Tenant’s Rights Equally Important
While law protects the rights of the property owners, those renting the properties would want their interests to be taken care of too. The Rent Restriction Act is meant to regulate some aspects like the security deposit the landlords demand. This is a key feature missing in the Act as it exists today. Here again, an equitable approach is necessary. The landlord would want to exploit the opportunity and demand deposit worth a few months’ rent, while the tenant would want to pay a minimum.

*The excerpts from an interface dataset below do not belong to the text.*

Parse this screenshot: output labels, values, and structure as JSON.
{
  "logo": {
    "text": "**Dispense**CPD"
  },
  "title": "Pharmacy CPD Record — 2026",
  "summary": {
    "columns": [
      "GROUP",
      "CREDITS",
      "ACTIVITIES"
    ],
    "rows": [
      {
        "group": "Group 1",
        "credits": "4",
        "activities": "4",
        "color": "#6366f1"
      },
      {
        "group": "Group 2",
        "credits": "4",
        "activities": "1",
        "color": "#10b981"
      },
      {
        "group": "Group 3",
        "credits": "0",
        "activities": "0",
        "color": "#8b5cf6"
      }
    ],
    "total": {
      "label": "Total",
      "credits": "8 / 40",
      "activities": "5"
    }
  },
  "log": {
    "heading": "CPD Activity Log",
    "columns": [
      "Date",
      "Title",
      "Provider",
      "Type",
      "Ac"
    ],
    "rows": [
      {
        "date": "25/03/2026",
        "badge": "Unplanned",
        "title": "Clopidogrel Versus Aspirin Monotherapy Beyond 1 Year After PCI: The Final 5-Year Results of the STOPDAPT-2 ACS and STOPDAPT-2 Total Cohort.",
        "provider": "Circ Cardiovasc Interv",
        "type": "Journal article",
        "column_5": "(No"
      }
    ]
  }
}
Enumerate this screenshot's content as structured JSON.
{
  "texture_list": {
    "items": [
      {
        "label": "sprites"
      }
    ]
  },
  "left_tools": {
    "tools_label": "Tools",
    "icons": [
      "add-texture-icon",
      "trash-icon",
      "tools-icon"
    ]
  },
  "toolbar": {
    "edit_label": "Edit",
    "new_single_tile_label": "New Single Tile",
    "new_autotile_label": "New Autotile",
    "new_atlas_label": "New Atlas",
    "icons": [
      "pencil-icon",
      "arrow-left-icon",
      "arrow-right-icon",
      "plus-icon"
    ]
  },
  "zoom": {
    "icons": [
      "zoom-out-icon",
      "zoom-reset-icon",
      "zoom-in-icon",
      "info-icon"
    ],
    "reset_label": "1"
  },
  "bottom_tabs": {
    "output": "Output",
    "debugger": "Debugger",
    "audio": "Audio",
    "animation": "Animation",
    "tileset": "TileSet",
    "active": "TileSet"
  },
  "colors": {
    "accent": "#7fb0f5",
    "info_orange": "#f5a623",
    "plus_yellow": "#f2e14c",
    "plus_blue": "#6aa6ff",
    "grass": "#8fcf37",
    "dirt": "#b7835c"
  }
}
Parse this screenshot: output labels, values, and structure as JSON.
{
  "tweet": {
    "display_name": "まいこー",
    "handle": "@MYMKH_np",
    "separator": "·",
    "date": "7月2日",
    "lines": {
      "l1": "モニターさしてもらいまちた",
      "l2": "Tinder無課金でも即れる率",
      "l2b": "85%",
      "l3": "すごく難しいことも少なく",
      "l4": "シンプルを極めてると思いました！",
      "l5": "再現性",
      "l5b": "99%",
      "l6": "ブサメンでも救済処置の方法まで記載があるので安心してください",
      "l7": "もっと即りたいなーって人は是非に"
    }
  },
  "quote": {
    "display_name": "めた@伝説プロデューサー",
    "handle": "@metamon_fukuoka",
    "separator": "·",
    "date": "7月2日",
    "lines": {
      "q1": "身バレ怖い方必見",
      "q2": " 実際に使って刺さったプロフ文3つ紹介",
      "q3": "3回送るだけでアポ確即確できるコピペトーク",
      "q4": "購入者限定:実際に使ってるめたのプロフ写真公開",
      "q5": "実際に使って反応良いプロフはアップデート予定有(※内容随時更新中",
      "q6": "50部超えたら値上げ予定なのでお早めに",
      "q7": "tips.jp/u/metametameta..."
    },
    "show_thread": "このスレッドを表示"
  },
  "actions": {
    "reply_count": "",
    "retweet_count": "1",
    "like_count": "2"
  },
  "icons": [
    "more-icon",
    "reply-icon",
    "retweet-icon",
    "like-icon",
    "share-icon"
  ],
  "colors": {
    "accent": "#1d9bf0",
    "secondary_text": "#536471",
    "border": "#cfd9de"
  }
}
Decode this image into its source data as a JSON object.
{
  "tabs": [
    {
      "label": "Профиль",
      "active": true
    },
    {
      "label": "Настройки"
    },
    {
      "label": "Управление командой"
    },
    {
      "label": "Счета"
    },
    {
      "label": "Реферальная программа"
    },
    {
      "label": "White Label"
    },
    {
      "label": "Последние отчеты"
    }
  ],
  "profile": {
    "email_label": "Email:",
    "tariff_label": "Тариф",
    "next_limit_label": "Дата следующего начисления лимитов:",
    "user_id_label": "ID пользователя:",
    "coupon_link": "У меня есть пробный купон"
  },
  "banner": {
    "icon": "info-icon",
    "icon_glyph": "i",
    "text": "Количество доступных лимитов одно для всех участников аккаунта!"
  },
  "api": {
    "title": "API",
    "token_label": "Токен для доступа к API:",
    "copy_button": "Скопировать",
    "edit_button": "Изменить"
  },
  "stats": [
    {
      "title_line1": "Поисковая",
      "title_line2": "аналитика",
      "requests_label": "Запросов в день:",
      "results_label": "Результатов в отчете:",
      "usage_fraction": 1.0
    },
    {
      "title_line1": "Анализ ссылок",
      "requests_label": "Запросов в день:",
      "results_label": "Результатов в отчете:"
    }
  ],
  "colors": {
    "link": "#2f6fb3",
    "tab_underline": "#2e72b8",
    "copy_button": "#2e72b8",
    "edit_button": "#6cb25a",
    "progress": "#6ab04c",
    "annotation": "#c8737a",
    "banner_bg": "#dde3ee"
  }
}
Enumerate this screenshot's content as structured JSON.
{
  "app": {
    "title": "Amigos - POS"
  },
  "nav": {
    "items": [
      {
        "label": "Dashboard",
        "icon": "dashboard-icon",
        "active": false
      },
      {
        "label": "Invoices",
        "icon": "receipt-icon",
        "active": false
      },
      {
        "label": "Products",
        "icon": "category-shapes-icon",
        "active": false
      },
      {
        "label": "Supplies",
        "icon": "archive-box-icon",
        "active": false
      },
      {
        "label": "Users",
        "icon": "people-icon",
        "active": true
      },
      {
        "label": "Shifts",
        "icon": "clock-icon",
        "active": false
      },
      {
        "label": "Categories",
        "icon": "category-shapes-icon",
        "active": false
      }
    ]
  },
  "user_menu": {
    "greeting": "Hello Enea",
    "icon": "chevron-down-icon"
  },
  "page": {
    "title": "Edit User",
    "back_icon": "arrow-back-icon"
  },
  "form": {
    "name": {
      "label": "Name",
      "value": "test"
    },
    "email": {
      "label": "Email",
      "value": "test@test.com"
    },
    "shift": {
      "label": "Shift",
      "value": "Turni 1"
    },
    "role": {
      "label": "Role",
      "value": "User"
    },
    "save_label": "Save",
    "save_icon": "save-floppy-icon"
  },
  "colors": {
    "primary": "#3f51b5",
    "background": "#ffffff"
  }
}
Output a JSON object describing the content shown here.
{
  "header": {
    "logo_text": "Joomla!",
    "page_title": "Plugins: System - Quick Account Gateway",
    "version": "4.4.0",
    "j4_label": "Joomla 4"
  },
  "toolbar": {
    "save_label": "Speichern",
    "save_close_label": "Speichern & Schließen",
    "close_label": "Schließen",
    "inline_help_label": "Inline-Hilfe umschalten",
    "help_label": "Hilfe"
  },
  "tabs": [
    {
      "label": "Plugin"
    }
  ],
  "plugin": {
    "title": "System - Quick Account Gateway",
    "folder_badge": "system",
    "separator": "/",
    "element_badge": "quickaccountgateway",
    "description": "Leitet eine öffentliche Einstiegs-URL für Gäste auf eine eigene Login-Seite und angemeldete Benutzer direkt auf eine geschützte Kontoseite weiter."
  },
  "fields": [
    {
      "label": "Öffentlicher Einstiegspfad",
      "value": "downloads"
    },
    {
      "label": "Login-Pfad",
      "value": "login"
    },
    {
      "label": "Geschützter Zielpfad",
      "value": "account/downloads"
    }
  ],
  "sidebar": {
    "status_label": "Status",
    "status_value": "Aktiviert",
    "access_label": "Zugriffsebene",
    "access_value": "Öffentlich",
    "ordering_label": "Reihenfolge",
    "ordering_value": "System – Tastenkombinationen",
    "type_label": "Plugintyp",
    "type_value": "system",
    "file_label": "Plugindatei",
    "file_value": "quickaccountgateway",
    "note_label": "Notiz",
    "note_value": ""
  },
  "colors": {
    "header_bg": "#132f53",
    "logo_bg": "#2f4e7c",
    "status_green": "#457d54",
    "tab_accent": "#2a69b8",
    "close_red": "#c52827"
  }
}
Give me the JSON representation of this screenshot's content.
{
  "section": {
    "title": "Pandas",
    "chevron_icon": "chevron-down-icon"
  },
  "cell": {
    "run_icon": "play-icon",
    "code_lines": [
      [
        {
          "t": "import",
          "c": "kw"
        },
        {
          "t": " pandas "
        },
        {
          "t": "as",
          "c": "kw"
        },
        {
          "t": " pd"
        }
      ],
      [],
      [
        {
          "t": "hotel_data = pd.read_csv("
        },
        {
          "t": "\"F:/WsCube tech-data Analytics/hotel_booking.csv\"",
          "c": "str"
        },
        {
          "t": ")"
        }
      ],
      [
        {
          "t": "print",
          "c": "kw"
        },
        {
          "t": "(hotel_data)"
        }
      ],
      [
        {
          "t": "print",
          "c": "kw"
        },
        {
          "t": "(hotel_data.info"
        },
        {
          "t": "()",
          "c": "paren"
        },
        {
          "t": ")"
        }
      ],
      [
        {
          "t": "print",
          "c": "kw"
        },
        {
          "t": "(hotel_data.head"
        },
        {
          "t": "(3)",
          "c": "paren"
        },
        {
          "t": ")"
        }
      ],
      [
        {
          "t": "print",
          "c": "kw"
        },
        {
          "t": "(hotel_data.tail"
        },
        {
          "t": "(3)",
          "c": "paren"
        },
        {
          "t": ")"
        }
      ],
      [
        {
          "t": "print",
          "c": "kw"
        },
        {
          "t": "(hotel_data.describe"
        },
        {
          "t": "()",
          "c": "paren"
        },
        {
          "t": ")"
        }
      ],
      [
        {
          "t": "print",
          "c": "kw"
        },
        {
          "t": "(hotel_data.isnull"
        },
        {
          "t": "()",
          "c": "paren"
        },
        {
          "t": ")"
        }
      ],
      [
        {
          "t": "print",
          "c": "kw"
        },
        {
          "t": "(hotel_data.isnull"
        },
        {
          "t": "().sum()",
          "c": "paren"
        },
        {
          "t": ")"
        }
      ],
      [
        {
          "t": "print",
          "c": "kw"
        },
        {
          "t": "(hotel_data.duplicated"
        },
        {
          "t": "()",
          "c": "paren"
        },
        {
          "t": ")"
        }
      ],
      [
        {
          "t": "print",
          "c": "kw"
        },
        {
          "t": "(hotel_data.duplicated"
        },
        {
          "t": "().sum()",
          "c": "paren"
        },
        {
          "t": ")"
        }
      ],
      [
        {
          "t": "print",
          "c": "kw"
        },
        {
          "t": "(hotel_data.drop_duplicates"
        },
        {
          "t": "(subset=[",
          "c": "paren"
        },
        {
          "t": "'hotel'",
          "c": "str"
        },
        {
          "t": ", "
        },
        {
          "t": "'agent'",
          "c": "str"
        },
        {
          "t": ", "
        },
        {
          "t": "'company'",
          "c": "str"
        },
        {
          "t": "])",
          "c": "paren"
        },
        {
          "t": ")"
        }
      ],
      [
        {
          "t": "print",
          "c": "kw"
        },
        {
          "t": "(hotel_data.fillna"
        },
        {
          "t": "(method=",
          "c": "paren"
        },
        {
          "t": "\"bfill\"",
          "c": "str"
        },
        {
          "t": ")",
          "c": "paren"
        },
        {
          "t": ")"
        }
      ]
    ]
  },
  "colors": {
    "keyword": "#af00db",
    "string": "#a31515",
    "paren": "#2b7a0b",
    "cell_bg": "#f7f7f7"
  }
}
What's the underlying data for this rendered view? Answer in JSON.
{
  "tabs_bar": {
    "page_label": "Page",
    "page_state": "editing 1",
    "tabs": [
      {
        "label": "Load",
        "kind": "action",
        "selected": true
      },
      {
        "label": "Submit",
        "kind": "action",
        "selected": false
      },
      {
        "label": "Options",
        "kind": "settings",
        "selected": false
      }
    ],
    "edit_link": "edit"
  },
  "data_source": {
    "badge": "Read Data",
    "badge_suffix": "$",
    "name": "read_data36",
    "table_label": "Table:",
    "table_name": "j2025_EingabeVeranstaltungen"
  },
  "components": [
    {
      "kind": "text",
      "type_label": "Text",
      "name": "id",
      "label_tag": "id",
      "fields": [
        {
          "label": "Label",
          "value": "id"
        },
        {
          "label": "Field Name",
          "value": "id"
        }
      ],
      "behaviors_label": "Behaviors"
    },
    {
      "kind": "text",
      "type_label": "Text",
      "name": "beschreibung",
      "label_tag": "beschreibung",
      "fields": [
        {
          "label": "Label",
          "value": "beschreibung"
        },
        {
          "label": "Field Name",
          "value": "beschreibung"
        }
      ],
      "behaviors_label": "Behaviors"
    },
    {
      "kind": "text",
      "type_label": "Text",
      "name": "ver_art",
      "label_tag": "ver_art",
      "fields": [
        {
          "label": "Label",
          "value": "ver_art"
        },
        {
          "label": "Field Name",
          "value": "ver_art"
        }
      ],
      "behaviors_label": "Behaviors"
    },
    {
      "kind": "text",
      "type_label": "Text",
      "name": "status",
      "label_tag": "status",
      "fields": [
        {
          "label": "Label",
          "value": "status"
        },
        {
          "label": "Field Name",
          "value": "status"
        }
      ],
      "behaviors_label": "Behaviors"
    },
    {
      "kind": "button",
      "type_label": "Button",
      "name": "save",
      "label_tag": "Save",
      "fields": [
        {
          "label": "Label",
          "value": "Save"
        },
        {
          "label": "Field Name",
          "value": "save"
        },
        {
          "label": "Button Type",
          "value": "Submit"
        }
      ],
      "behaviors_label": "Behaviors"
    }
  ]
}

More importantly, there are cases of the deposits not being fully refunded to the tenants when the property is vacated. These are issues that the Rent Restriction Act must necessarily address and make provisions to control. Pearnel Charles Jr. is confident the amendments under consideration of the government, will indeed offer solutions. He indicated that provisions to ascertain the structural soundness of the property, before being rented out, would be considered within the Act. He also added that suitable provisions will be introduced to ensure the tenants are not taken for a ride with the properties they rent.
Implementation Equally Critical
The Jamaican Parliament may succeed in deliberating and successfully passing the amendments to the Rent Restriction Act soon. However, the real challenge will be in the effective implementation of law on the ground. The powers assigned to a body like the Rent Assessment Board may have to be expanded, to give the law power.